Moving towards risk Advent is the season in which we celebrate the reality that...
I hope many of you have received an email, or the April ECO newsletter that introduces myself and my task as the part–time Resource Coordinator for our national Theology Task Force. I am very excited to have the honor of serving ECO in this way.
What I have appreciated in my three years in ECO is the can–do attitude. I have felt like ECO is a place where we are asking the question “What can we do for Jesus in our time and place?” rather than “Who is allowed to do this or that?”
I spent the first few years of my life in Cripple Creek, CO, an old mining town that once was a candidate for becoming the capital city of Colorado, so great was its population (10,000) and influence. But, in 1896, half of the city burned down. Four days later, the other half was torched by arsonists. Less than 10 buildings survived. Miners did not build to last. The Wild West was mostly built to be good–enough to fit the purpose of making fast money.
The danger of the can–do attitude is falling into a good–enough attitude. And nowhere is this more dangerous than in the very foundation and structure of a building, city, or church. You may have heard of our ongoing “Considering the Confessions” project that we will be voting on in January at our Synod meeting in Houston. This is a vital project because we do not accept that good–enough is good enough. One of ECO’s core values is “Thoughtful Theology”. Will a robust, well–considered, and even beautiful theology lay at the heart of what unifies us as a movement? Will we apply the can–do attitude to creating a solid and lasting theological foundation?
Now is the Time
Now is the time to do this. ECO is preparing to move out of its provisional hut built to be good–enough to make a start, and into a house that we are building right now. This isn’t a once–for–all construction project.

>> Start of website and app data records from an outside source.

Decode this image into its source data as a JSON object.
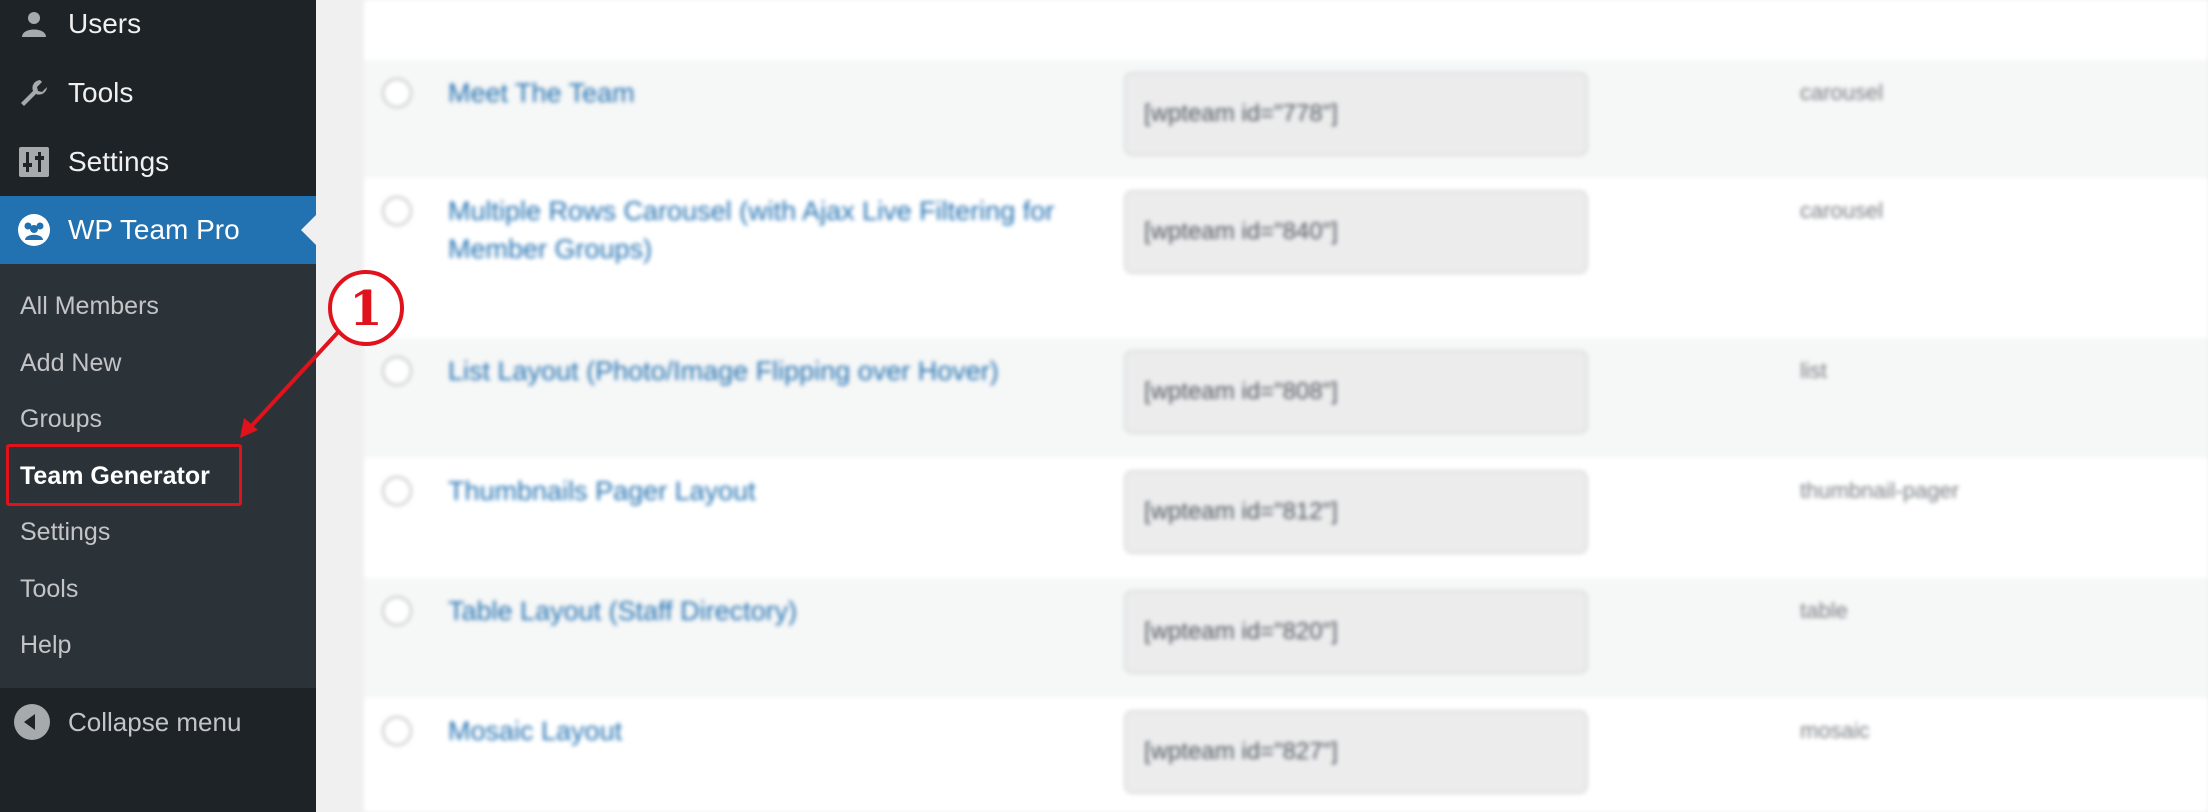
{
  "sidebar": {
    "top_items": [
      {
        "label": "Users",
        "icon": "user-icon"
      },
      {
        "label": "Tools",
        "icon": "wrench-icon"
      },
      {
        "label": "Settings",
        "icon": "settings-sliders-icon"
      },
      {
        "label": "WP Team Pro",
        "icon": "team-icon"
      }
    ],
    "submenu": [
      {
        "label": "All Members"
      },
      {
        "label": "Add New"
      },
      {
        "label": "Groups"
      },
      {
        "label": "Team Generator"
      },
      {
        "label": "Settings"
      },
      {
        "label": "Tools"
      },
      {
        "label": "Help"
      }
    ],
    "collapse_label": "Collapse menu"
  },
  "annotation": {
    "step": "1",
    "color": "#e0121b"
  },
  "colors": {
    "accent": "#2271b1",
    "sidebar_bg": "#1d2327",
    "submenu_bg": "#2c3338"
  },
  "table": {
    "rows": [
      {
        "title": "Meet The Team",
        "shortcode": "[wpteam id=\"778\"]",
        "layout": "carousel"
      },
      {
        "title": "Multiple Rows Carousel (with Ajax Live Filtering for Member Groups)",
        "shortcode": "[wpteam id=\"840\"]",
        "layout": "carousel"
      },
      {
        "title": "List Layout (Photo/Image Flipping over Hover)",
        "shortcode": "[wpteam id=\"808\"]",
        "layout": "list"
      },
      {
        "title": "Thumbnails Pager Layout",
        "shortcode": "[wpteam id=\"812\"]",
        "layout": "thumbnail-pager"
      },
      {
        "title": "Table Layout (Staff Directory)",
        "shortcode": "[wpteam id=\"820\"]",
        "layout": "table"
      },
      {
        "title": "Mosaic Layout",
        "shortcode": "[wpteam id=\"827\"]",
        "layout": "mosaic"
      }
    ]
  }
}
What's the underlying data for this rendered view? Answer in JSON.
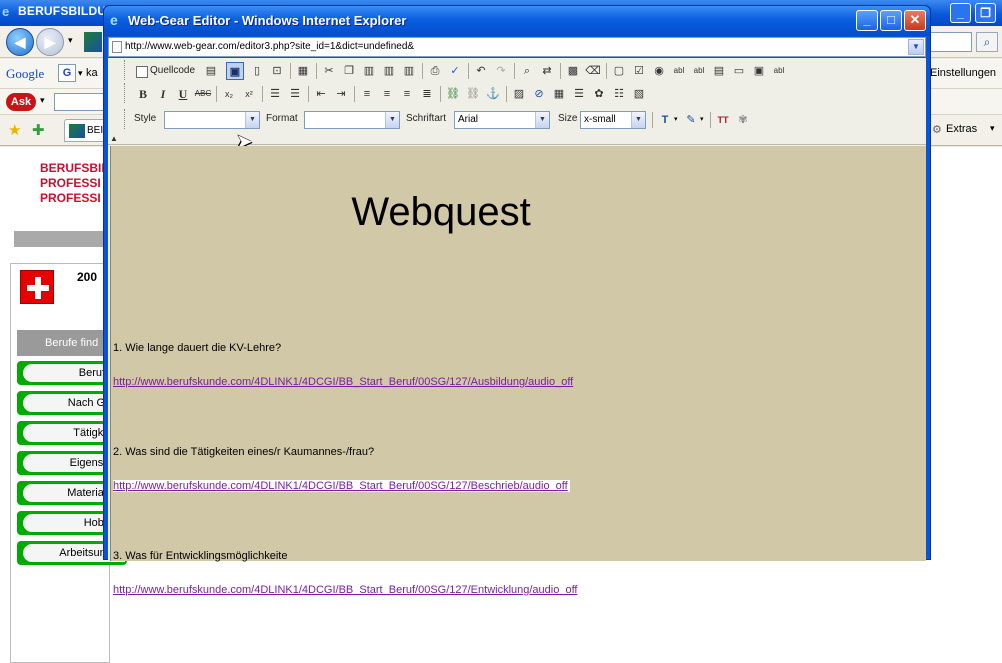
{
  "background_window": {
    "title": "BERUFSBILDU",
    "google_label": "Google",
    "google_field": "ka",
    "settings_label": "Einstellungen",
    "extras_label": "Extras",
    "fav_tab": "BEI",
    "logo_lines": [
      "BERUFSBIL",
      "PROFESSI",
      "PROFESSI"
    ],
    "year": "200",
    "sidebar_header": "Berufe find",
    "sidebar_items": [
      "Berufe A",
      "Nach Grup",
      "Tätigkeite",
      "Eigenscha",
      "Materialien",
      "Hobbys",
      "Arbeitsumge"
    ]
  },
  "popup": {
    "title": "Web-Gear Editor - Windows Internet Explorer",
    "url": "http://www.web-gear.com/editor3.php?site_id=1&dict=undefined&",
    "toolbar": {
      "source_label": "Quellcode",
      "style_label": "Style",
      "style_value": "",
      "format_label": "Format",
      "format_value": "",
      "font_label": "Schriftart",
      "font_value": "Arial",
      "size_label": "Size",
      "size_value": "x-small"
    },
    "document": {
      "heading": "Webquest",
      "questions": [
        {
          "text": "1. Wie lange dauert die KV-Lehre?",
          "link": "http://www.berufskunde.com/4DLINK1/4DCGI/BB_Start_Beruf/00SG/127/Ausbildung/audio_off"
        },
        {
          "text": "2. Was sind die Tätigkeiten eines/r Kaumannes-/frau?",
          "link": "http://www.berufskunde.com/4DLINK1/4DCGI/BB_Start_Beruf/00SG/127/Beschrieb/audio_off"
        },
        {
          "text": "3. Was für Entwicklingsmöglichkeite",
          "link": "http://www.berufskunde.com/4DLINK1/4DCGI/BB_Start_Beruf/00SG/127/Entwicklung/audio_off"
        }
      ]
    }
  },
  "colors": {
    "titlebar_blue": "#0a58d8",
    "editor_bg": "#d0c8a6",
    "link_purple": "#7a1fa2",
    "sidebar_green": "#00aa00"
  }
}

I have been the Transitional Pastor of the United Presbyterian Church in Cañon City, CO for three years. Its congregation first met in 1872 in a small clapboard building, built to be good–enough. It was a church to civilize the rapacious miners. The next building from 1901 still stands, a magnificent quarried limestone and wood cathedral (for its context). This is once–for–all architecture, symbolic of the new money of the captains of industry who moved in and monopolized the Wild West. But the culture and community around it has changed, and it’s now hard to maintain, too expensive, and too imposing for a working–class town. This means it isn’t well used. Without an elevator, much of the congregation can’t access its classrooms. Without able volunteers to work on the building, it’s fallen into disrepair. Perhaps that’s a metaphor for our received Book of Confessions—hard to access, lightly used, and not well maintained. It’s time to change that.
We certainly won’t come up with the exact right combination or formulation of Reformed theology for all time. It wouldn’t be Reformed if it had that much hubris! Scripture alone is our foundation. But what will the theology of the house of ECO look like? How will we build something of great quality for our time?

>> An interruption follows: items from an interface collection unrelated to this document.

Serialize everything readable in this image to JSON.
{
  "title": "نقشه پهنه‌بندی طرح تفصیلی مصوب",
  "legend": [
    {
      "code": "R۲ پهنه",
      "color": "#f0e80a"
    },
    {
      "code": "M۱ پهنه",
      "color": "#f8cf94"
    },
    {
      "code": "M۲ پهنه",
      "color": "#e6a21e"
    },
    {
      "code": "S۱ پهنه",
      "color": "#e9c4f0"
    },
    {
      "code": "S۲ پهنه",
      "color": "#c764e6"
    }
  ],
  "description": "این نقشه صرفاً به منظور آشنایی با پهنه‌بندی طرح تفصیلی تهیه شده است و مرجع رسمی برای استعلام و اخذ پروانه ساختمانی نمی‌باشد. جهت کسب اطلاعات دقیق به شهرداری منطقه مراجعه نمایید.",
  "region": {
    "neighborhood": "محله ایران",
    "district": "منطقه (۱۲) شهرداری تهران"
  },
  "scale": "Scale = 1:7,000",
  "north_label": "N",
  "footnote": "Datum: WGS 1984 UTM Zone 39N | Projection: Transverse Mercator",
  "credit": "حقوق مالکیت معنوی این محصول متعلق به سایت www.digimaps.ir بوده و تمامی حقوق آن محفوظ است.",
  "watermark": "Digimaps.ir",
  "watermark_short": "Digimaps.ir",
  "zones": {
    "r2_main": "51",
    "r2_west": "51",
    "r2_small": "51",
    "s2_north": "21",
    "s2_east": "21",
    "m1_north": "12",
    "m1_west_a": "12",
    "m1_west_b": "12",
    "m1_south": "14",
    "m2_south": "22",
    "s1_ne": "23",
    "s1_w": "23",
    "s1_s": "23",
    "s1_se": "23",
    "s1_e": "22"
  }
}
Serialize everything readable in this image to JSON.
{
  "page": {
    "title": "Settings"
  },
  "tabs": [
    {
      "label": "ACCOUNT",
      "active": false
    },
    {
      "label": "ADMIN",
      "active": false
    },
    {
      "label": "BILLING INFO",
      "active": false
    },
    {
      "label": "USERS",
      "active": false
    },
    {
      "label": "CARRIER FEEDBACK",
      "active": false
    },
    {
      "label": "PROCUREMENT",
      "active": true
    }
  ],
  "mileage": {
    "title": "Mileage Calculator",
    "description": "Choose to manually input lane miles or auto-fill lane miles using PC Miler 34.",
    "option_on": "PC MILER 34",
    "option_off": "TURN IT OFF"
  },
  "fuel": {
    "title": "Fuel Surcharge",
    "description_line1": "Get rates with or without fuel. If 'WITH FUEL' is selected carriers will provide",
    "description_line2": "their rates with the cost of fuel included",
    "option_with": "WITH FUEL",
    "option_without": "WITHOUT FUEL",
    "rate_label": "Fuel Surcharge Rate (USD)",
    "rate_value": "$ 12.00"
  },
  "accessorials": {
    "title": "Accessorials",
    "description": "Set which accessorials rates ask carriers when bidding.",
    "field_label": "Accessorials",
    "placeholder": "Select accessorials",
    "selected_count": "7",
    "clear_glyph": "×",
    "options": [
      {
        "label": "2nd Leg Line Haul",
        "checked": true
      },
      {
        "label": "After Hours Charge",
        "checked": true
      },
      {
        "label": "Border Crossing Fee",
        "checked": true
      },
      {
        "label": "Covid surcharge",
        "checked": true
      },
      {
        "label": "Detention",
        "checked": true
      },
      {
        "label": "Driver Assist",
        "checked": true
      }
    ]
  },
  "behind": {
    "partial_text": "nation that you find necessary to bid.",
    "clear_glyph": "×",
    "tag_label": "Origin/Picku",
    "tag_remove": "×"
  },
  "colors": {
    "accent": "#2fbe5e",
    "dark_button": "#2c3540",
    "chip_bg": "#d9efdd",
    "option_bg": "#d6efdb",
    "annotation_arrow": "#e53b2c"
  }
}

More Updates Coming Soon
Some presbyteries have already proposed what they think would be the right expression of our common faith. You can see those overtures and much more information at our new theology website: www.Theology-ECO.org
I hope to write fairly regular blog posts for ECO about “thoughtful theology”. I want to help reunite theology with the church and the church with theology. And I see a lot of potential in ECO for this reunion. But I also see the risk of living in the realm of good–enough.
Kevin Vanhoozer writes in The Pastor as Public Theologian, “Many modern pastors who came to see their vocation as a helping profession lost interest in theology since they were preoccupied with learning practical skills that would ensure success (i.e., results)” (185). This is the danger of settling for good–enough. We demand a practical theology that will get us results. And so we build theological wooden shacks that are just good enough to serve their purposes. But fires have come to Western churches, and each shack we build is burned down. There is no good-enough in theology. Let us strive for excellence in loving God with all our minds.